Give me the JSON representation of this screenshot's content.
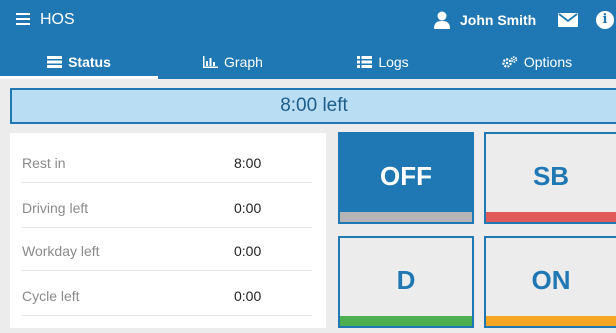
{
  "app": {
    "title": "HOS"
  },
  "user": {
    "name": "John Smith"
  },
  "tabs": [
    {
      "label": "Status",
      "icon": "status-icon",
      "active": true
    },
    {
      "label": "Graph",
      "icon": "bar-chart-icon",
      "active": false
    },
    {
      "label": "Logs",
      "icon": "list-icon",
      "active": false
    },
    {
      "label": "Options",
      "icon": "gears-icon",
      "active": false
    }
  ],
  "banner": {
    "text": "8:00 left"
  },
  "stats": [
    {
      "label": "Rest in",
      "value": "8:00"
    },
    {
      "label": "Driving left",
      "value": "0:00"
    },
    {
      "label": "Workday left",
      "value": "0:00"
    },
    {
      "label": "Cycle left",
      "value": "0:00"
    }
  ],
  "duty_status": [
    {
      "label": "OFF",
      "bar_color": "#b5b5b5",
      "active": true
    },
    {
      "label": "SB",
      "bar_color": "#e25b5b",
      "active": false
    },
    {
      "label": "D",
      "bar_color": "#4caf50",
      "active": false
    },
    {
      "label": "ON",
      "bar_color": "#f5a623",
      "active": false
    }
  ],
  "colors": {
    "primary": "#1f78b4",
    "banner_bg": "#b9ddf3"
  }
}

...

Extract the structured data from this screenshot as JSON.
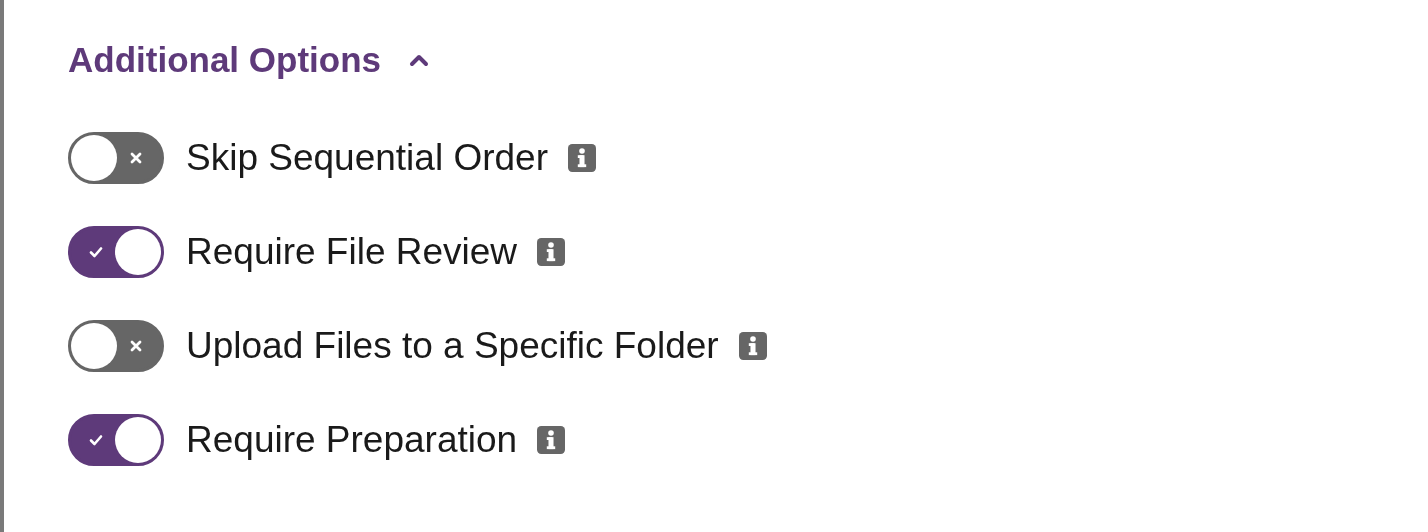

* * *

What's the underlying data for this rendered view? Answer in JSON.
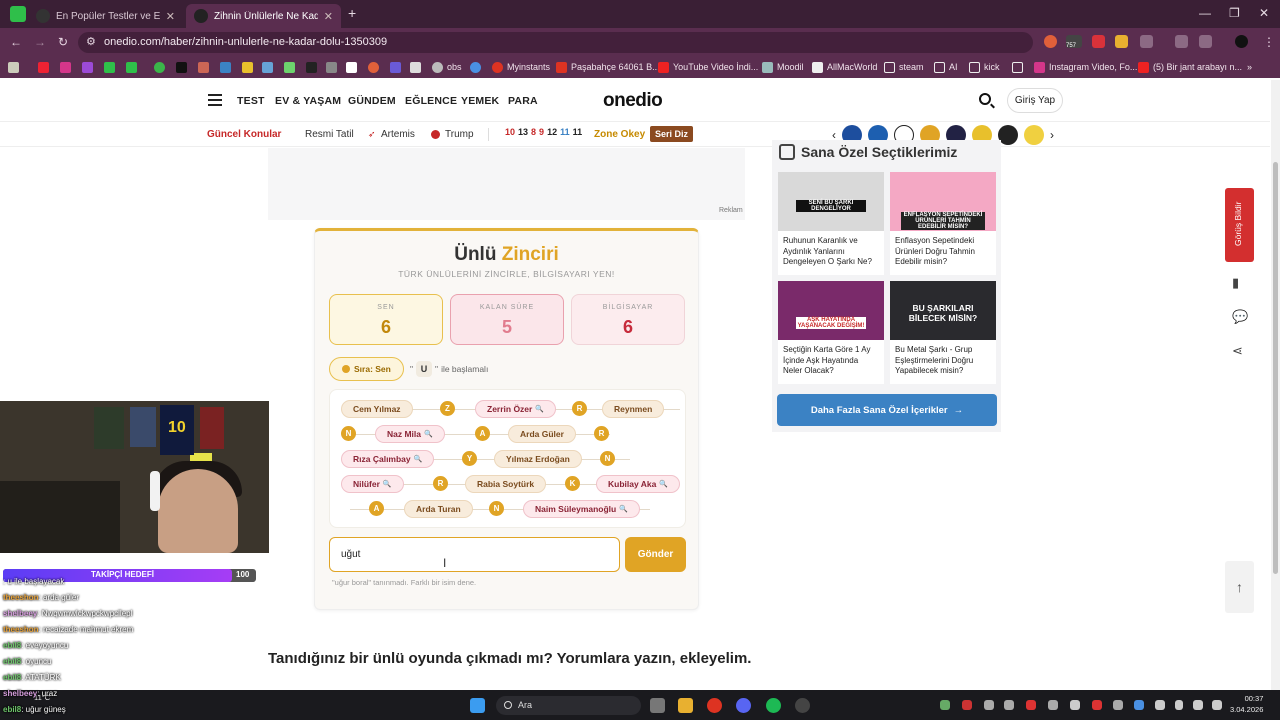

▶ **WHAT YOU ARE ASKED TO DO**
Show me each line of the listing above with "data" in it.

▶ **RESPONSE BELOW**
Extract the structured data from this screenshot as JSON.
What's the underlying data for this rendered view? Answer in JSON.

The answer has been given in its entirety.